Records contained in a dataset
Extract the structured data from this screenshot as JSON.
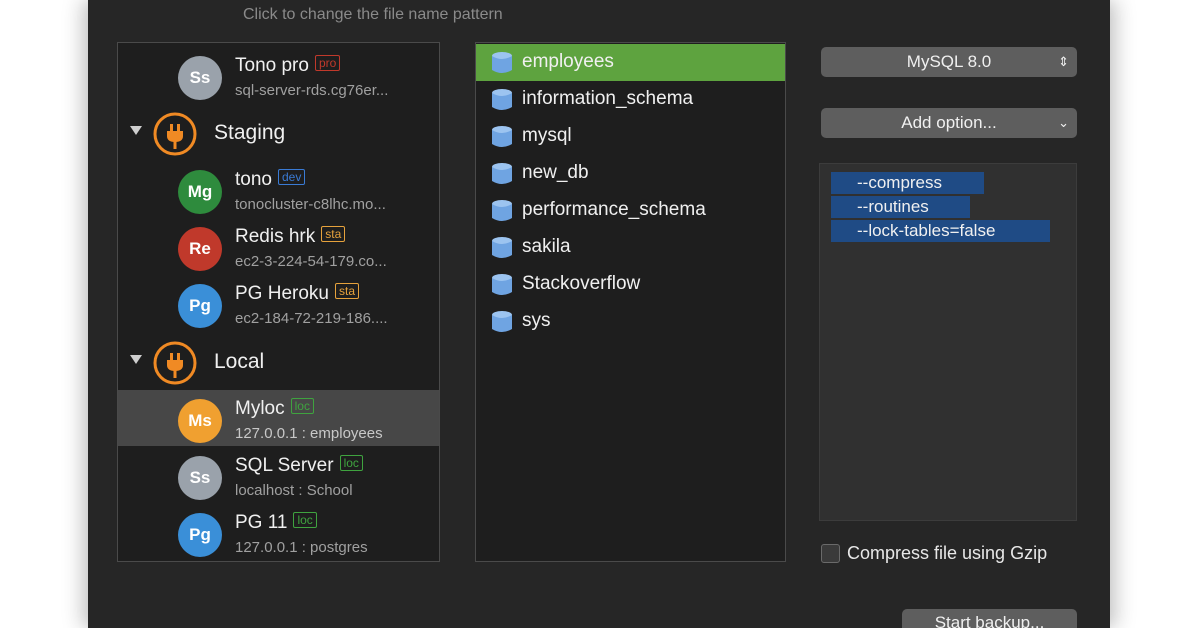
{
  "hint": "Click to change the file name pattern",
  "connections": {
    "items": [
      {
        "initials": "Ss",
        "name": "Tono pro",
        "tag": "pro",
        "sub": "sql-server-rds.cg76er...",
        "color": "#9aa2ab",
        "tag_color": "#c0392b"
      },
      {
        "group": "Staging",
        "icon": "plug-icon"
      },
      {
        "initials": "Mg",
        "name": "tono",
        "tag": "dev",
        "sub": "tonocluster-c8lhc.mo...",
        "color": "#2e8b3d",
        "tag_color": "#3a7bd5"
      },
      {
        "initials": "Re",
        "name": "Redis hrk",
        "tag": "sta",
        "sub": "ec2-3-224-54-179.co...",
        "color": "#c0392b",
        "tag_color": "#e6a23c"
      },
      {
        "initials": "Pg",
        "name": "PG Heroku",
        "tag": "sta",
        "sub": "ec2-184-72-219-186....",
        "color": "#3a8fd8",
        "tag_color": "#e6a23c"
      },
      {
        "group": "Local",
        "icon": "plug-icon"
      },
      {
        "initials": "Ms",
        "name": "Myloc",
        "tag": "loc",
        "sub": "127.0.0.1 : employees",
        "color": "#f0a030",
        "tag_color": "#3fa33f",
        "selected": true
      },
      {
        "initials": "Ss",
        "name": "SQL Server",
        "tag": "loc",
        "sub": "localhost : School",
        "color": "#9aa2ab",
        "tag_color": "#3fa33f"
      },
      {
        "initials": "Pg",
        "name": "PG 11",
        "tag": "loc",
        "sub": "127.0.0.1 : postgres",
        "color": "#3a8fd8",
        "tag_color": "#3fa33f"
      }
    ]
  },
  "databases": {
    "selected": "employees",
    "items": [
      "employees",
      "information_schema",
      "mysql",
      "new_db",
      "performance_schema",
      "sakila",
      "Stackoverflow",
      "sys"
    ]
  },
  "version_select": {
    "value": "MySQL 8.0"
  },
  "add_option": {
    "value": "Add option..."
  },
  "options": [
    "--compress",
    "--routines",
    "--lock-tables=false"
  ],
  "gzip_label": "Compress file using Gzip",
  "start_button": "Start backup...",
  "colors": {
    "accent_green": "#5ea33f",
    "option_blue": "#1f4b85",
    "plug_orange": "#f08a24"
  }
}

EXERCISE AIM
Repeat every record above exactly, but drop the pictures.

ANSWER TO THIS EXERCISE
Extract the structured data from this screenshot as JSON.
{
  "hint": "Click to change the file name pattern",
  "connections": {
    "items": [
      {
        "initials": "Ss",
        "name": "Tono pro",
        "tag": "pro",
        "sub": "sql-server-rds.cg76er...",
        "color": "#9aa2ab",
        "tag_color": "#c0392b"
      },
      {
        "group": "Staging",
        "icon": "plug-icon"
      },
      {
        "initials": "Mg",
        "name": "tono",
        "tag": "dev",
        "sub": "tonocluster-c8lhc.mo...",
        "color": "#2e8b3d",
        "tag_color": "#3a7bd5"
      },
      {
        "initials": "Re",
        "name": "Redis hrk",
        "tag": "sta",
        "sub": "ec2-3-224-54-179.co...",
        "color": "#c0392b",
        "tag_color": "#e6a23c"
      },
      {
        "initials": "Pg",
        "name": "PG Heroku",
        "tag": "sta",
        "sub": "ec2-184-72-219-186....",
        "color": "#3a8fd8",
        "tag_color": "#e6a23c"
      },
      {
        "group": "Local",
        "icon": "plug-icon"
      },
      {
        "initials": "Ms",
        "name": "Myloc",
        "tag": "loc",
        "sub": "127.0.0.1 : employees",
        "color": "#f0a030",
        "tag_color": "#3fa33f",
        "selected": true
      },
      {
        "initials": "Ss",
        "name": "SQL Server",
        "tag": "loc",
        "sub": "localhost : School",
        "color": "#9aa2ab",
        "tag_color": "#3fa33f"
      },
      {
        "initials": "Pg",
        "name": "PG 11",
        "tag": "loc",
        "sub": "127.0.0.1 : postgres",
        "color": "#3a8fd8",
        "tag_color": "#3fa33f"
      }
    ]
  },
  "databases": {
    "selected": "employees",
    "items": [
      "employees",
      "information_schema",
      "mysql",
      "new_db",
      "performance_schema",
      "sakila",
      "Stackoverflow",
      "sys"
    ]
  },
  "version_select": {
    "value": "MySQL 8.0"
  },
  "add_option": {
    "value": "Add option..."
  },
  "options": [
    "--compress",
    "--routines",
    "--lock-tables=false"
  ],
  "gzip_label": "Compress file using Gzip",
  "start_button": "Start backup...",
  "colors": {
    "accent_green": "#5ea33f",
    "option_blue": "#1f4b85",
    "plug_orange": "#f08a24"
  }
}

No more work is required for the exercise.